Today in History:

11 Series I Volume XLIX-II Serial 104 - Mobile Bay Campaign Part II


Chickasaw, Ala., March 17, 1865.

Brigadier General E. HATCH,

Commanding Fifth Division, Cavalry Corps:

GENERAL: During the absence of the First, Second, and Fourth Divisions you will remain with your division in its present camp, using all proper exertions to prepare it for the field with the utmost possible dispatch. In order to secure horses, arms, and equipments you are authorized to communicate with the supply departments, Major Price, Major Chambliss, Captain Green, or any other persons connected with the cavalry service, to send officers and regiments in turn to Louisville or Edgefield, and if necessary to go in person to either of these places. You must lose no opportunity to impress upon the Cavalry Bureau, Ordnance Department, and General Thomas the present destitute condition of your command. An officer should be sent at once to look after the horses which are being recuperated, with orders to secure enough of them for your command, and to send forward without delay all that are at present fit for service. Captain Carling, the chief quartermaster, will proceed at once to Nashville and Louisville and use his utmost exertions to have horses furnished you, and to perfect the arrangements for hurrying them forward. I shall write to Captain Green, special inspector of the corps, to get Spencer carbines, Blakely cartridge boxes, and Stewart attachments for you if the country can possibly supply them. The wagon trains of the corps will be left under your care. They will be parked at Waterloo or Eastport, as you may think best, and held at all times in readiness to march to any point designated by General Thomas or myself with supplies of of ammunition and rations. It is now supposed that as soon as you are mounted and equipped ready for service that you will move toward Central or Eastern Alabama for the purpose of joining the corps. Until you receive other orders from proper authority you will in no way allow your command to concern itself in the cotton or other produce trade, Major-General Thomas having submitted the entire matter of trade on the Tennessee River to such regulations, under the orders of the President, Treasury and War Departments, as the naval authorities may choose to adopt. You are authorized and directed, however, to take cognizance of all trade contraband of war which may come under your observation. The operations of the Treasury agents for confiscable or abandoned property are as a matter of course legitimate, and you will give all properly accredited agents of this class such assistance, not prejudicial to the interests of the service, as existing orders may require. No rations will be issued to the people of the country except to such destitute refugees as may come into your lines for the purpose of going North.
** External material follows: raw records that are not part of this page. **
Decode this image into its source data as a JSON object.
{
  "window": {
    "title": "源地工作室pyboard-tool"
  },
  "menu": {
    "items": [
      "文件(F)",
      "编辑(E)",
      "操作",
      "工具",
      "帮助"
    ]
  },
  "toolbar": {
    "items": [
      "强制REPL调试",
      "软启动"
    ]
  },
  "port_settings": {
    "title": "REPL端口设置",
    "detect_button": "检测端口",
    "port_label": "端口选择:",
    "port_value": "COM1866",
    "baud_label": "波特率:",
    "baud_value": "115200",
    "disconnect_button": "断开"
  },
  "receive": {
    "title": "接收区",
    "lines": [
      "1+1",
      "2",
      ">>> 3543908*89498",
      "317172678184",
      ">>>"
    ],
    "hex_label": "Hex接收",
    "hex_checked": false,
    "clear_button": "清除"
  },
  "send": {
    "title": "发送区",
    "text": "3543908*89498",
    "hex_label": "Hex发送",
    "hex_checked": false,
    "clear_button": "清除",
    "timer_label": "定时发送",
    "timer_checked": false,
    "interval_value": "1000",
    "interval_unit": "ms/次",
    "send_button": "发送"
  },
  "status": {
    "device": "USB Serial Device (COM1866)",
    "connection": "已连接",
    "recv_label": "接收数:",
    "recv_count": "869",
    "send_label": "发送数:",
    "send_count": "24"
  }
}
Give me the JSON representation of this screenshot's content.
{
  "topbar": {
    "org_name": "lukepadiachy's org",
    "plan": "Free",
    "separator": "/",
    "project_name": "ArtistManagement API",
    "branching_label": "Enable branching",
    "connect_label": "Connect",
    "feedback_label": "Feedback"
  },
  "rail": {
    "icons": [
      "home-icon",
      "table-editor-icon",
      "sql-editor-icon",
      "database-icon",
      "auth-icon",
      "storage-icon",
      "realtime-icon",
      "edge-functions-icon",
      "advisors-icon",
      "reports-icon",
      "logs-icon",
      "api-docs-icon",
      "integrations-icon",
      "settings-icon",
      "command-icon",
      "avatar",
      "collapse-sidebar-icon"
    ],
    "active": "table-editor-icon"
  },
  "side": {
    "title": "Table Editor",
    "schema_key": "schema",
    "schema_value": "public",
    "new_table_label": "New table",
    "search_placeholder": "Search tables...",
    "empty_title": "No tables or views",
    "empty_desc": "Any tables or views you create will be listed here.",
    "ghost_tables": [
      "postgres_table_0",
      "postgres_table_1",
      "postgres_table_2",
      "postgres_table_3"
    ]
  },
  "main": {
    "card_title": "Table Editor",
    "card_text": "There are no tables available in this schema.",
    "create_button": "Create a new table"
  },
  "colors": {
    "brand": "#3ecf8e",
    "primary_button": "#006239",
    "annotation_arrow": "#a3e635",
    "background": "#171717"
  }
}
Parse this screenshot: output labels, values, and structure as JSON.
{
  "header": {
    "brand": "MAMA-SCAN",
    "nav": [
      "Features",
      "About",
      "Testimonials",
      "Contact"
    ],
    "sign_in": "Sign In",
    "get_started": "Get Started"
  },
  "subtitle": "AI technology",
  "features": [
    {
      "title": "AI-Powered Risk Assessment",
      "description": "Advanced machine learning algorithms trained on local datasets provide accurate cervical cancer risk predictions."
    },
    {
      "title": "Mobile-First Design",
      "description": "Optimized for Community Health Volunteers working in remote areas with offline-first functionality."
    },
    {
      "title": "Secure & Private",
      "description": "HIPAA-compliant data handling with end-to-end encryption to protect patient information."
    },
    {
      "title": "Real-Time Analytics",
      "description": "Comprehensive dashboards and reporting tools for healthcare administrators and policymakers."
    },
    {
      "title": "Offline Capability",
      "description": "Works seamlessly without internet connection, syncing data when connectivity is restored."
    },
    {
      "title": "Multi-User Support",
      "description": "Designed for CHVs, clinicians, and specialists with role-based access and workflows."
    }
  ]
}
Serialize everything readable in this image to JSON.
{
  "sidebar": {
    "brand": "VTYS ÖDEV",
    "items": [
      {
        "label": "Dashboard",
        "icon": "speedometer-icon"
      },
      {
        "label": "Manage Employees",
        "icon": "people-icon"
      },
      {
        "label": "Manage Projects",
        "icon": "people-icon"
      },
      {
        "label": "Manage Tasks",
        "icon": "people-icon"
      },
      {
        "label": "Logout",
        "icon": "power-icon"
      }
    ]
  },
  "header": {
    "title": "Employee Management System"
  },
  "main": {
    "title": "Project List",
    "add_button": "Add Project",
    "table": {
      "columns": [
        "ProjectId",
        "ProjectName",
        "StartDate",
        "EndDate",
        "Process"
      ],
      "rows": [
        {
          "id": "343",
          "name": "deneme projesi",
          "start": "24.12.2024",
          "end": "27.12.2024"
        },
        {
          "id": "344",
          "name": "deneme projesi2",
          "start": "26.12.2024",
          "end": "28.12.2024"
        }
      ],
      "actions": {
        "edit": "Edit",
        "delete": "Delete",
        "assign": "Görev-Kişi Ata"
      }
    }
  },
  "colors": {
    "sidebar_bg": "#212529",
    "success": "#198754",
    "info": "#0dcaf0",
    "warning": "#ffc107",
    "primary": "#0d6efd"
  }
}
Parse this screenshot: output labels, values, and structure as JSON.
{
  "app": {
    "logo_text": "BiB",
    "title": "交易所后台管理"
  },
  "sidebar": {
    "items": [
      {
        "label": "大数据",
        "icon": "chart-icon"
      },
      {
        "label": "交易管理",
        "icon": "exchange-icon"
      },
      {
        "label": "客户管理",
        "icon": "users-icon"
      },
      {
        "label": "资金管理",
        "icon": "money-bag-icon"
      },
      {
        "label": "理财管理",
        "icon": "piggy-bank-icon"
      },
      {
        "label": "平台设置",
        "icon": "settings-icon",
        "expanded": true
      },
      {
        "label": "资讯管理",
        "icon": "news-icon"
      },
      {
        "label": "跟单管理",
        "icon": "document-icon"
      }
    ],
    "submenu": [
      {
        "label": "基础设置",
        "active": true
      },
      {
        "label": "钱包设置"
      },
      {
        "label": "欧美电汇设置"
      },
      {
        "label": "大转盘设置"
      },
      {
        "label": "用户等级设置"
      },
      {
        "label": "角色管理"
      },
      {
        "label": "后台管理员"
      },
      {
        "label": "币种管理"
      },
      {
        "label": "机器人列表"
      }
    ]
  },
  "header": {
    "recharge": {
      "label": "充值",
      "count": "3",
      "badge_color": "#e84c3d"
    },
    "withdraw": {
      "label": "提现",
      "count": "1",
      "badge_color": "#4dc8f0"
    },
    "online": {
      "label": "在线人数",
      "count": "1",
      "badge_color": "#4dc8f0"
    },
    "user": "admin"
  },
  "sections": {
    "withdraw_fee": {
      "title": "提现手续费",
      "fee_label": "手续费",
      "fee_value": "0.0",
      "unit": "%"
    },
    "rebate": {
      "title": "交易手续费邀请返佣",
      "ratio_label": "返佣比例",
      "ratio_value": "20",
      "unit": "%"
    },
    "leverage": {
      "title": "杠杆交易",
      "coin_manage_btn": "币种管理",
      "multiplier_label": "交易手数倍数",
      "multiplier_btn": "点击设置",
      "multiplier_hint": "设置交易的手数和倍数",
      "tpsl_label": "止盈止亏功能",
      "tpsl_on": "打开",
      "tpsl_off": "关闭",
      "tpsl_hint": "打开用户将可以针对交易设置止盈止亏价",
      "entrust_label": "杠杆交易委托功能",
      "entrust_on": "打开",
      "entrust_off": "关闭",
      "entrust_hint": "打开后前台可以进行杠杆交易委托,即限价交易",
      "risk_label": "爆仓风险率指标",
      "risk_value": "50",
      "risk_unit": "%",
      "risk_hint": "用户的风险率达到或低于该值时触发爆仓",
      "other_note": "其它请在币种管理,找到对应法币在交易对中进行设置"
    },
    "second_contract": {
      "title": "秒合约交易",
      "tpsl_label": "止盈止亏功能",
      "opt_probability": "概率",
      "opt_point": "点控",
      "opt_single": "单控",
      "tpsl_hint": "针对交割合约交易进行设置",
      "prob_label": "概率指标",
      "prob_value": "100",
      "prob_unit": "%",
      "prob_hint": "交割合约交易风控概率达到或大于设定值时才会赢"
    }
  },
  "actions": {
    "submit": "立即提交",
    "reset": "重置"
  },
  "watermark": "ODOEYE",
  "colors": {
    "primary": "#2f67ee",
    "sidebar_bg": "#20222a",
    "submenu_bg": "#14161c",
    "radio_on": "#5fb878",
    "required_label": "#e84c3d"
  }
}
The Government of the United States makes no provision for the families of the soldiers who are fighting its battles, and therefore cannot be expected to aid those of men in arms against it. Communicate frequently to General Thomas all information you may obtain of my movements, and endeavor to keep up communication with me as long as possible, sending me particularly all reliable intelligence you may obtain of Canby's movements and those of the enemy.

Very respectfully, your obedient servant,


Brevet Major-General.